Tag Archive for identify materials through touch

The Latest Robot News

Here are some of the advances in robotics as they get further and further along the road to replacing humans in the work force . . . EDITOR

from PhysOrg

‘Hallucinating’ robots arrange objects for human use

June 18, 2012 By Bill Steele


Researchers in the Lab of Ashutosh Saxena, assistant professor of , have already taught robots to identify common objects, pick them up and place them stably in appropriate locations. Now they’ve added the human element by teaching robots to “hallucinate” where and how humans might stand, sit or work in a room, and place objects in their usual relationship to those imaginary people.

Their work will be reported at the International Symposium on Experimental Robotics, June 21 in Quebec, and the International Conference of Machine Learning, June 29 in Edinburgh, Scotland. . . . Read complete Report


Robots equipped with tactile sensor able to identify materials through touch

June 18, 2012

Researchers at the University of Southern California’s Viterbi School of Engineering published a study today in Frontiers in Neurorobotics showing that a specially designed can outperform humans in identifying a wide range of natural materials according to their textures, paving the way for advancements in prostheses, personal assistive robots and consumer product testing. . . . Read Complete Post
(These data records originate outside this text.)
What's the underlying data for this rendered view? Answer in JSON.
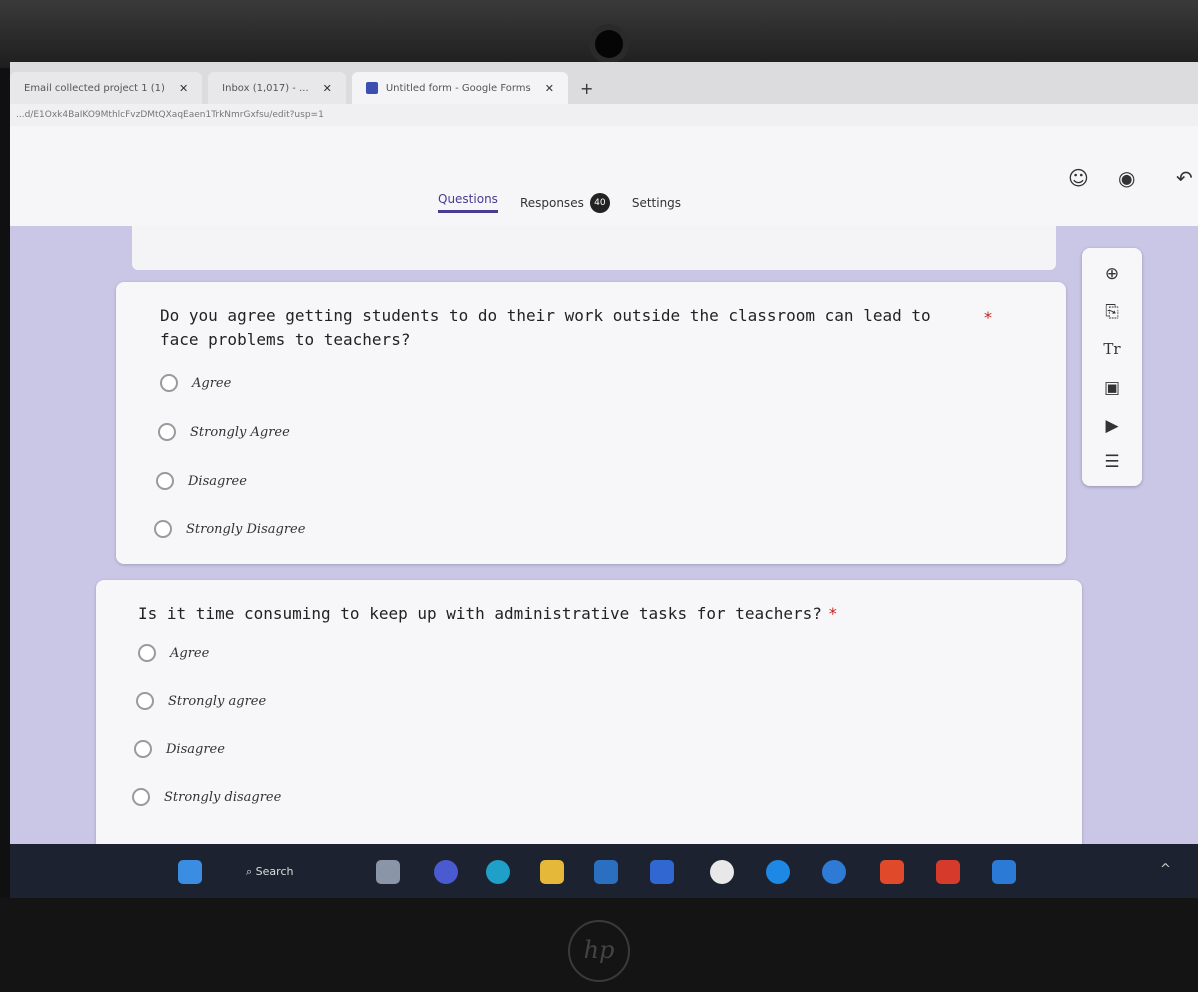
{
  "browser": {
    "tabs": [
      {
        "label": "Email collected project 1 (1)"
      },
      {
        "label": "Inbox (1,017) - ..."
      },
      {
        "label": "Untitled form - Google Forms"
      }
    ],
    "new_tab": "+",
    "url": "...d/E1Oxk4BaIKO9MthlcFvzDMtQXaqEaen1TrkNmrGxfsu/edit?usp=1"
  },
  "header": {
    "tabs": {
      "questions": "Questions",
      "responses": "Responses",
      "responses_count": "40",
      "settings": "Settings"
    },
    "icons": [
      "palette-icon",
      "preview-icon",
      "undo-icon"
    ]
  },
  "questions": [
    {
      "title": "Do you agree getting students to do their work outside the classroom can lead to face problems to teachers?",
      "required_mark": "*",
      "options": [
        "Agree",
        "Strongly Agree",
        "Disagree",
        "Strongly Disagree"
      ]
    },
    {
      "title": "Is it time consuming to keep up with administrative tasks for teachers?",
      "required_mark": "*",
      "options": [
        "Agree",
        "Strongly agree",
        "Disagree",
        "Strongly disagree"
      ]
    }
  ],
  "toolbar": {
    "items": [
      "add-question-icon",
      "import-questions-icon",
      "add-title-icon",
      "add-image-icon",
      "add-video-icon",
      "add-section-icon"
    ],
    "title_glyph": "Tr"
  },
  "taskbar": {
    "search_label": "Search",
    "tray": "^"
  },
  "device": {
    "logo_text": "hp"
  },
  "colors": {
    "accent": "#4b3a93",
    "background": "#c9c6e6",
    "card": "#f7f7f9"
  }
}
And the biggest breakthrough of the times . . .

British researchers create robot that can learn simple words by conversing with humans

June 16, 2012 By Jon Bardin

The work, published this week in the journal , offers insight into how babies transition from babbling to speaking their first words.

The three-foot-tall , named DeeChee, was built to produce any syllable in the English language. But it knew no words at the outset of the study, speaking only babble phrases like “een rain rain mahdl kross.”

During the experiment, a human volunteer attempted to teach the robot simple words for shapes and colors by using them repeatedly in regular speech. . . . Read Complete Report

from youtube